Perhaps predictably, Twitter users criticized and mocked the longer limit, mostly with fewer than 140 characters. Some say Twitter’s real problem is not its 140-character limit, but its inability to control the large number of bots and trolls.

Twitter hopes that lifting the limit will lead to more tweets and more users. Its user growth has been flat, and its advertising revenue has declined.

What Longer Tweets Space Mean for Brands

With more space, brands will be better able to promote their marketing and advertising messages. More space doesn’t necessarily mean they should fill it. Brands able to use the longer limit seemed at a loss. Some seem to fill the extra space just because it was there. For instance Burger King repeated “fries” over and over.

Brevity can be a challenge. It takes more time and effort. As Blaise Pascal wrote in The Provincial Letters [translation]: “I would have written a shorter letter, but I did not have the time.” Condensing an opinion or promotional message to an ultrashort 140 characters can be really nerve-racking and time-consuming, but the result is usually better with greater impact — especially when you’ve cleverly included appropriate hashtags.

In our corporate use of Twitter for Glean.info and its parent CyberAlert, our initial drafts of messages often exceed 140 characters. In almost every case, we are able to condense to 140 characters with no loss of message or even context. Usually, the tweet is better at <140 characters than the initial longer message. We almost never resort to using the Trump technique of follow-on tweets to complete a thought. It’s actually quite exhilarating to successfully compose a complicated idea or promotion in less than 140 characters. (Please do follow us on Twitter at @GleanTeam and @CyberAlert. You’ll find we offer lots of worthwhile information on PR and marketing.)

The risk to Twitter of expanding character count is that more space for PR and marketing promotions is exactly what its loyal users don’t want, says Collette Snowden, senior lecturer, School of Communication, International Studies and Languages, University of South Australia.
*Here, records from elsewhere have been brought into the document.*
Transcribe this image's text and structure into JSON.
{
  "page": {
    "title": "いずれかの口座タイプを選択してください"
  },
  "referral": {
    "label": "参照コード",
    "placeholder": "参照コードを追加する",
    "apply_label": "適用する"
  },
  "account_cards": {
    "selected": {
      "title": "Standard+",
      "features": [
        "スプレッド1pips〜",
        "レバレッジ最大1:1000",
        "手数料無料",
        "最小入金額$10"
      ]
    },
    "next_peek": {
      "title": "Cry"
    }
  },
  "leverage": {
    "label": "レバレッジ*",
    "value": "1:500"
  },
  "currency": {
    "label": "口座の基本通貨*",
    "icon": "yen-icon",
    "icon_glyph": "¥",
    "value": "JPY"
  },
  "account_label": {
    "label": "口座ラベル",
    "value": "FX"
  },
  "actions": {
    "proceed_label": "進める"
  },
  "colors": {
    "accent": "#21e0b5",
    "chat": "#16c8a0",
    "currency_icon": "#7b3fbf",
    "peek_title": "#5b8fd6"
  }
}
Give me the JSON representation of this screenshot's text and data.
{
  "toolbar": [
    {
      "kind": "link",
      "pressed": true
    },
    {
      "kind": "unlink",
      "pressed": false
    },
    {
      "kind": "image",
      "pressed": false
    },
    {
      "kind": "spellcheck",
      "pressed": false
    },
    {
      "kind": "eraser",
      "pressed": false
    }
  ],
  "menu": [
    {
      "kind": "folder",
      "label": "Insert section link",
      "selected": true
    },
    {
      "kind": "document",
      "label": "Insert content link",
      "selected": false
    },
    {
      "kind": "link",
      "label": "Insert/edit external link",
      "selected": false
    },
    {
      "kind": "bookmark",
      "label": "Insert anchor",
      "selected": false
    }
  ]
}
Disregarding the wishes of uses may be suicidal.

Another New Coke Debacle?

Snowden compares the decision to Coca-Cola’s introduction of New Coke. New Coke flopped, even though its extensive marketing research predicted it would successfully replace its popular soda.  Coca-Cola survived the PR crisis and restored the old formula after three months. For a time, the company was in severe danger.

The New Coke debacle shows that brands must consider other factors besides market testing. “Marketers learned about the importance of habit, tradition, brand loyalty and affinity, or more simply, the truth of the adage “‘if it ain’t broke, don’t fix it,'” Snowden writes.
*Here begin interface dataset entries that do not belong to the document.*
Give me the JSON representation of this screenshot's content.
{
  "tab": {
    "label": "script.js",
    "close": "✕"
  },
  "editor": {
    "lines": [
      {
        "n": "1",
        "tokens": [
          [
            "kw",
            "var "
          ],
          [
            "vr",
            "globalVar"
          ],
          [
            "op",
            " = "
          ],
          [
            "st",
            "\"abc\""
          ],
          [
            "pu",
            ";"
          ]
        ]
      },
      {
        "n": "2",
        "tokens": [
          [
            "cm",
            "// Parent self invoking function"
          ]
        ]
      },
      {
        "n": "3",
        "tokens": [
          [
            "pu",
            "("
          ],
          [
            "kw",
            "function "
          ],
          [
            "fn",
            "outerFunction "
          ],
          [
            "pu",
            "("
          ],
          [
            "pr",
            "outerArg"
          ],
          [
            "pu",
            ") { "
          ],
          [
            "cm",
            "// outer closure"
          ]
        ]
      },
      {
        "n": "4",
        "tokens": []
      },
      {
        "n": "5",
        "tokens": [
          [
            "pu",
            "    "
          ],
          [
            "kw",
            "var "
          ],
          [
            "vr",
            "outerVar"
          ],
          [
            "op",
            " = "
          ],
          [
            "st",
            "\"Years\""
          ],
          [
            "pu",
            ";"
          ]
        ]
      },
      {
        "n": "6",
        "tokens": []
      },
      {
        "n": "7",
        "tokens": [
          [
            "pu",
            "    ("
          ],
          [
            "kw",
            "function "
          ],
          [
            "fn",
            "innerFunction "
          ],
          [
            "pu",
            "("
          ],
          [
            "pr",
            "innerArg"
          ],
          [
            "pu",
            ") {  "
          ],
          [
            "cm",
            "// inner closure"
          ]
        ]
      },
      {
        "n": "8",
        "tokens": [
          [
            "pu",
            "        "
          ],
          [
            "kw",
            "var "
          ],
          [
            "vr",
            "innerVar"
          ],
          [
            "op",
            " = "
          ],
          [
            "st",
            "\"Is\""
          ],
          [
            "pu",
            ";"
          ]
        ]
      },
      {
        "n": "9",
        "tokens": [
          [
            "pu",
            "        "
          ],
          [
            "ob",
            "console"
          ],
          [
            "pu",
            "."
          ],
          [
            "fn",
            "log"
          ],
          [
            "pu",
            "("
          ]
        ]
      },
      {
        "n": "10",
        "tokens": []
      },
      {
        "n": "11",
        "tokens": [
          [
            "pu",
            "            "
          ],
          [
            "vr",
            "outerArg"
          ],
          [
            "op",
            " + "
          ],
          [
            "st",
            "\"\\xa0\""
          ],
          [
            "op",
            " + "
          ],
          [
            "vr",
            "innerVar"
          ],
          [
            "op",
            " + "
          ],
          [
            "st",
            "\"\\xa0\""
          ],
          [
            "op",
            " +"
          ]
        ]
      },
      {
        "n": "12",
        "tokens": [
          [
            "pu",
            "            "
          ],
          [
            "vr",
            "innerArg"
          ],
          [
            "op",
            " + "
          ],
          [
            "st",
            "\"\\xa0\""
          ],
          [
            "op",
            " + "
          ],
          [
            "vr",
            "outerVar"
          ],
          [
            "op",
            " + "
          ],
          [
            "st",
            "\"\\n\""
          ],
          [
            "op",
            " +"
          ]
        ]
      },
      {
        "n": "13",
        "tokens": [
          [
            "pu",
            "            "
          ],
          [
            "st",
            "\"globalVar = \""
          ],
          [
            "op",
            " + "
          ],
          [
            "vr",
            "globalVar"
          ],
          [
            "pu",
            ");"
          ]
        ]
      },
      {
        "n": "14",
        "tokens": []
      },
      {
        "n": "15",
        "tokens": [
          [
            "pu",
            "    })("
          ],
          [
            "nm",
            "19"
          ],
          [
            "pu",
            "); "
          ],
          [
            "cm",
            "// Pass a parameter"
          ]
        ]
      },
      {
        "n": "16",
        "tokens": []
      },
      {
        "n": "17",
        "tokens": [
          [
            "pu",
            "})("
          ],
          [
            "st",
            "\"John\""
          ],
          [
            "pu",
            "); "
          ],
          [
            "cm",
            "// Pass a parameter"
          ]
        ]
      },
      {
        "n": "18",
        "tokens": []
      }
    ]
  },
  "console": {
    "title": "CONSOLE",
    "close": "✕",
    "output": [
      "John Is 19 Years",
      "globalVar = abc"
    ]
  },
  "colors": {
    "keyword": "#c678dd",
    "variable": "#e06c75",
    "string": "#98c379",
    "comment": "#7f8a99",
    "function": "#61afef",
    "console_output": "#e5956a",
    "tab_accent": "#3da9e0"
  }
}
Besides alienating current users, longer tweets may do nothing to attract new users or satisfy advertisers.

“Twitter urgently needs to find a way to meet the demands of its advertisers, but by doing so it risks alienating users — the people who create the network that makes Twitter valuable,” she warns.

Louise Brooks wrote: “Writing is 1 percent inspiration, and 99 percent elimination.” That insight applies well to tweeting. It’s harder to make it short, but shorter almost always works better.  PR and marketing folks should largely ignore the expanded character limit. Keep it short; slam it home.

Bottom Line: Twitter hopes doubling its character limit will please users, attract new users and ultimately please advertisers. Tampering with its distinctive character limit risks angering its most loyal users – and destroying its unique formula. Twitter’s expanded character limit may become the New Coke of the 21st century.

William J. Comcowich founded and served as CEO of CyberAlert LLC, the predecessor of Glean.info. He is currently serving as Interim CEO and member of the Board of Directors. Glean.info provides customized media monitoring, measurement and analytics solutions across all types of traditional and social media.